OMNoire was created in response to destabilizing statistics like the fact that Black women are most commonly diagnosed with life-threatening health conditions.

Heart disease impales 49% of Black women over 20. The same demographic is more likely to be overweight or obese than any other group. Knowing this, we have a personal responsibility to better ourselves, individually and as a collective.

Before missions like ours, women like us weren’t offered a seat at the table. We were not educated on the nuances of the world of wellness, so we continued to repeat disastrous cycles. It’s time to change the habits we’ve grown comfortable with, freeing ourselves of the ‘bag lady’ mentality. Only then will we start claiming the benefits we’ve been missing out on.

The change could start as simple as being mindful of the type of household cleaner you use or trusting brands like Dirt Don't Hurt to help you safely keep your oral hygiene under control.

Healthier habits beget benefits like weight control, regulated moods, strengthened immune systems, increased energy, and longevity.
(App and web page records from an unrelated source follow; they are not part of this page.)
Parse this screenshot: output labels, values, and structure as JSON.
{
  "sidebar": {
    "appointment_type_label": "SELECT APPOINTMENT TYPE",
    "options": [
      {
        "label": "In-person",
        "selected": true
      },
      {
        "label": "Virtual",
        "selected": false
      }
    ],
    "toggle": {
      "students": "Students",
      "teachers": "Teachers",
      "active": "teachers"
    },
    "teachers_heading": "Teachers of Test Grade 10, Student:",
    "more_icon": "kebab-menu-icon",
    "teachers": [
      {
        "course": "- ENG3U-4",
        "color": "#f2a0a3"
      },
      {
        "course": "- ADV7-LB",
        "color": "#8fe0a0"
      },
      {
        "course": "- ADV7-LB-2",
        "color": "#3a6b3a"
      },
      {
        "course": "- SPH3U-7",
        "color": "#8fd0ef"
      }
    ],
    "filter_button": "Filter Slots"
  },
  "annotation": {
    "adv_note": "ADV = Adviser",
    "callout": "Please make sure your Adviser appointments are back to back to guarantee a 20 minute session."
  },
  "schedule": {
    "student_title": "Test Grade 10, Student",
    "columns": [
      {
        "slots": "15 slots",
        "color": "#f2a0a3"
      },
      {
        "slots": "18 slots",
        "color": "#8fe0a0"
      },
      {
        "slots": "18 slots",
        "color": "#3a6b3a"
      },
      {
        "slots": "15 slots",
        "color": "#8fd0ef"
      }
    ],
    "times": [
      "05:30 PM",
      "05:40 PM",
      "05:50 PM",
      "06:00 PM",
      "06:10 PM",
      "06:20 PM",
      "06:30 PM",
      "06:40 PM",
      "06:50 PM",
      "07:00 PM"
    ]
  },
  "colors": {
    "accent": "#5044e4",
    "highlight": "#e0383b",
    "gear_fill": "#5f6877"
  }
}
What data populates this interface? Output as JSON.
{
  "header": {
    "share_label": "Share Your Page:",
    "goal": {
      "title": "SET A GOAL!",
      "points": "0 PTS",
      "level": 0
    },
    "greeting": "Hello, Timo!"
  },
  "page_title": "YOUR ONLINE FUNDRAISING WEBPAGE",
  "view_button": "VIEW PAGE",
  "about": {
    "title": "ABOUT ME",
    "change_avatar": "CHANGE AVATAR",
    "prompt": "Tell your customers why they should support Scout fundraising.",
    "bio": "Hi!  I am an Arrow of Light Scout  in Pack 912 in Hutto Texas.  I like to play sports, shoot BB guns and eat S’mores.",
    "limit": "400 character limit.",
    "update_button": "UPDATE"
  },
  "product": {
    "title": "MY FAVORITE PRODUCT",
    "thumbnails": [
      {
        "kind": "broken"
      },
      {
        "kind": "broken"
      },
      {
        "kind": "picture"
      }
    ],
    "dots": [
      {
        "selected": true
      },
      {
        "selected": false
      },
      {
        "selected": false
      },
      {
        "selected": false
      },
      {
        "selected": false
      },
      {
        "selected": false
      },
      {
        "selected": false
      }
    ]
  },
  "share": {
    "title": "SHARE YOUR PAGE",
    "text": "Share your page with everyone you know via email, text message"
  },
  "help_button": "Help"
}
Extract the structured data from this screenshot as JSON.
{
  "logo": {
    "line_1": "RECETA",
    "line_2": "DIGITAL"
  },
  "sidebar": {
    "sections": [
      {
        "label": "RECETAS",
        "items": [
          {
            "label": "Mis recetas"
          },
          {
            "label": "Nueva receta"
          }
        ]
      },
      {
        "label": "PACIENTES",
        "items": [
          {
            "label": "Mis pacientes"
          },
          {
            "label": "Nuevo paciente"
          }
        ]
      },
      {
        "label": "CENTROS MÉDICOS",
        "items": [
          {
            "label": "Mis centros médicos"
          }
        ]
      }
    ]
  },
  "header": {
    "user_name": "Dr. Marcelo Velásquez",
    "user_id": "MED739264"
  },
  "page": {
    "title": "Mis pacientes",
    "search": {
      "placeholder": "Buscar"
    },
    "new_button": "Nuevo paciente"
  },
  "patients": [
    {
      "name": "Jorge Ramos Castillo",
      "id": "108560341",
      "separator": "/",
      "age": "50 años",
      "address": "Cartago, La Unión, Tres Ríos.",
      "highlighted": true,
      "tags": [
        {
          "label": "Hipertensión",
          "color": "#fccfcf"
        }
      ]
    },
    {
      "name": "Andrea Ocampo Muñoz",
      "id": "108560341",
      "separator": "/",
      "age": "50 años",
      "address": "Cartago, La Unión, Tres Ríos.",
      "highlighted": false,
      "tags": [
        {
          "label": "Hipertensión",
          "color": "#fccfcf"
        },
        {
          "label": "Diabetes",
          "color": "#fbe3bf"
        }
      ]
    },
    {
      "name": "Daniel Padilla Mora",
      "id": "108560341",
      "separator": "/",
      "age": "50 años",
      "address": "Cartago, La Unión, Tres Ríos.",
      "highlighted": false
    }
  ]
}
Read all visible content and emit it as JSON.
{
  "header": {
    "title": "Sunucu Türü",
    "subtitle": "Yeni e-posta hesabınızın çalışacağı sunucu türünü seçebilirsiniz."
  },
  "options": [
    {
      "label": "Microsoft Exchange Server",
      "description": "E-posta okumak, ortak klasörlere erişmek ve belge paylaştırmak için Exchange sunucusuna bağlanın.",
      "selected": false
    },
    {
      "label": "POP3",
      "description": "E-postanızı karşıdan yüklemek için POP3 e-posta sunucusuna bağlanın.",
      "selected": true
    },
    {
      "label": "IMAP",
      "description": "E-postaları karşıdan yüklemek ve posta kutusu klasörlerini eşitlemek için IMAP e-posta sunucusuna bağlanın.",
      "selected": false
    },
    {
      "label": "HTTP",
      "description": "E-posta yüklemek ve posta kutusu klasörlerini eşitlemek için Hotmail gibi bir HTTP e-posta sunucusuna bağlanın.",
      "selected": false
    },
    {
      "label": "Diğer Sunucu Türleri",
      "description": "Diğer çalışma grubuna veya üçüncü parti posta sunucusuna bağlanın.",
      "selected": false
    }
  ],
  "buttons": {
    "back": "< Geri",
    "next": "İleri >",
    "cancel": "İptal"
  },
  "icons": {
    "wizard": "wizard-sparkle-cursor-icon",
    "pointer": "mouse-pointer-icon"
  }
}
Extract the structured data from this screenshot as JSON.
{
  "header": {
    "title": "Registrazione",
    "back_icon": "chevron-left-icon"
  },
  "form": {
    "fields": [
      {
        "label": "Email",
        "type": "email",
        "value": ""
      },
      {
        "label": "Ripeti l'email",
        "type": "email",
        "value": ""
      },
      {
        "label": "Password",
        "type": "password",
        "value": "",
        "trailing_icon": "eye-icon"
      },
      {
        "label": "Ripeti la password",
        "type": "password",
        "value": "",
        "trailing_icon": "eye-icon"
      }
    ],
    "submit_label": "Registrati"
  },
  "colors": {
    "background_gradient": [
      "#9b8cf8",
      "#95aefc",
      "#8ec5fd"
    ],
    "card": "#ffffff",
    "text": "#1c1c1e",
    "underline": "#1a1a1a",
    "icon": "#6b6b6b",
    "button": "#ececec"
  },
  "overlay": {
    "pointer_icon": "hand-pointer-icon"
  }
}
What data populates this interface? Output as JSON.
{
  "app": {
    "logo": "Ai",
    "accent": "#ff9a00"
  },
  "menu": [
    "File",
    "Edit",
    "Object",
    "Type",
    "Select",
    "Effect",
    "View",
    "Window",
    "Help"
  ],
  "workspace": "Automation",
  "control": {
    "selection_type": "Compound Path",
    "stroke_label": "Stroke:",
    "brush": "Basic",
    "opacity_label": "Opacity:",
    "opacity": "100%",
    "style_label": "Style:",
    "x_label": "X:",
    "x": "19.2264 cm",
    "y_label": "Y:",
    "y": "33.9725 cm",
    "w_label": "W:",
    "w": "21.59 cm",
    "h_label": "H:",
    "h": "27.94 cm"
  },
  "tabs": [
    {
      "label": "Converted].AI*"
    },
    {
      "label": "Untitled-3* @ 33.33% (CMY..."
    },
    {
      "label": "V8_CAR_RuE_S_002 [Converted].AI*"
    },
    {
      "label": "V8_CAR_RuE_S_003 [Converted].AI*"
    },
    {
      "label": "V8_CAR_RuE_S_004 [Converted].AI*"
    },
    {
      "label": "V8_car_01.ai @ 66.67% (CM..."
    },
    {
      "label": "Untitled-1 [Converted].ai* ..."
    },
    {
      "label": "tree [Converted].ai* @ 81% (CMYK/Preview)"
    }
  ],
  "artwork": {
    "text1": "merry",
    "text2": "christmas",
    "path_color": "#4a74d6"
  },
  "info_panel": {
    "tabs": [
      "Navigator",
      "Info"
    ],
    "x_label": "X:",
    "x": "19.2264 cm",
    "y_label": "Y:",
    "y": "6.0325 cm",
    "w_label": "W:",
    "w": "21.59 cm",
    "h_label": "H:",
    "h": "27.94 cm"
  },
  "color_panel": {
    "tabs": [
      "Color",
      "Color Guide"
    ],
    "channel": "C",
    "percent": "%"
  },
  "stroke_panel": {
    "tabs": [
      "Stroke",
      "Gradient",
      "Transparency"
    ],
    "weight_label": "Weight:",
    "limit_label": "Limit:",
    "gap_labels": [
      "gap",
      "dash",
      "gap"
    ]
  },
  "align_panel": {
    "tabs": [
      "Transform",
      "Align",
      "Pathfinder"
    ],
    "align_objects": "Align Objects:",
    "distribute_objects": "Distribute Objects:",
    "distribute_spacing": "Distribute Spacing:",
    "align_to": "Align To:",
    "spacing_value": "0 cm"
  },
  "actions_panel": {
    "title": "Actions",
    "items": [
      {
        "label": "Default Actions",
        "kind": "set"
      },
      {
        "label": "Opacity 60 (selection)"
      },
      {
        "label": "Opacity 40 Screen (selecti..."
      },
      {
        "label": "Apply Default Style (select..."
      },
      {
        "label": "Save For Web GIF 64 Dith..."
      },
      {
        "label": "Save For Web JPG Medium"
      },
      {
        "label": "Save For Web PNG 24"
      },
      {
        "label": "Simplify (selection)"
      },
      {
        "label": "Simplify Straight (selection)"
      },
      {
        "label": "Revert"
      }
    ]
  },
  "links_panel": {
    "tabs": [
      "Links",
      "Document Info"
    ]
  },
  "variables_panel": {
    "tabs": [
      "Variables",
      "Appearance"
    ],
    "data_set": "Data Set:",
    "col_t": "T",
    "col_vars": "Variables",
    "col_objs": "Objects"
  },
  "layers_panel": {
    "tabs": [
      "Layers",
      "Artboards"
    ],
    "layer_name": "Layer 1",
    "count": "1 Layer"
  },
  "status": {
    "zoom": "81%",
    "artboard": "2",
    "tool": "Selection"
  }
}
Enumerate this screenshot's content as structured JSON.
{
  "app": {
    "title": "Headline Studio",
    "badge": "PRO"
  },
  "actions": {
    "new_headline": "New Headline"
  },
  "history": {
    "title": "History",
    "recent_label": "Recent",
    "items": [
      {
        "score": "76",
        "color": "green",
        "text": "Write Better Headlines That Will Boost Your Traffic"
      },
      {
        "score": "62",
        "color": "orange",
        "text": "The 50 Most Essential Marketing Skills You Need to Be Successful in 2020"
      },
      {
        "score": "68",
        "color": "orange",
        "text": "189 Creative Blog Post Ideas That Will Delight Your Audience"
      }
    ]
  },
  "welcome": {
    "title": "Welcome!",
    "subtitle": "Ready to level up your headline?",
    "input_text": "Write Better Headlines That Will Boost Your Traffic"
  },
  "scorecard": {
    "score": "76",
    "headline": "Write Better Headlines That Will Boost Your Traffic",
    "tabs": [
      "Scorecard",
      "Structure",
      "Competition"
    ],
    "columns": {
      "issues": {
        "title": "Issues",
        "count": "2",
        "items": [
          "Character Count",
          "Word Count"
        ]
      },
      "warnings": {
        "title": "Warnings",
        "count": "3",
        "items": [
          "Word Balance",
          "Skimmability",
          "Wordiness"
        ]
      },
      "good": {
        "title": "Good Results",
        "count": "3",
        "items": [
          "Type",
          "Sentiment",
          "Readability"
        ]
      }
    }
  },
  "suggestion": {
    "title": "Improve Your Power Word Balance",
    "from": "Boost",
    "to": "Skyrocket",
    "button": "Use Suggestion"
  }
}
Even better, this change will allow you to set an example that changes the face of “wellness” and Black health forever.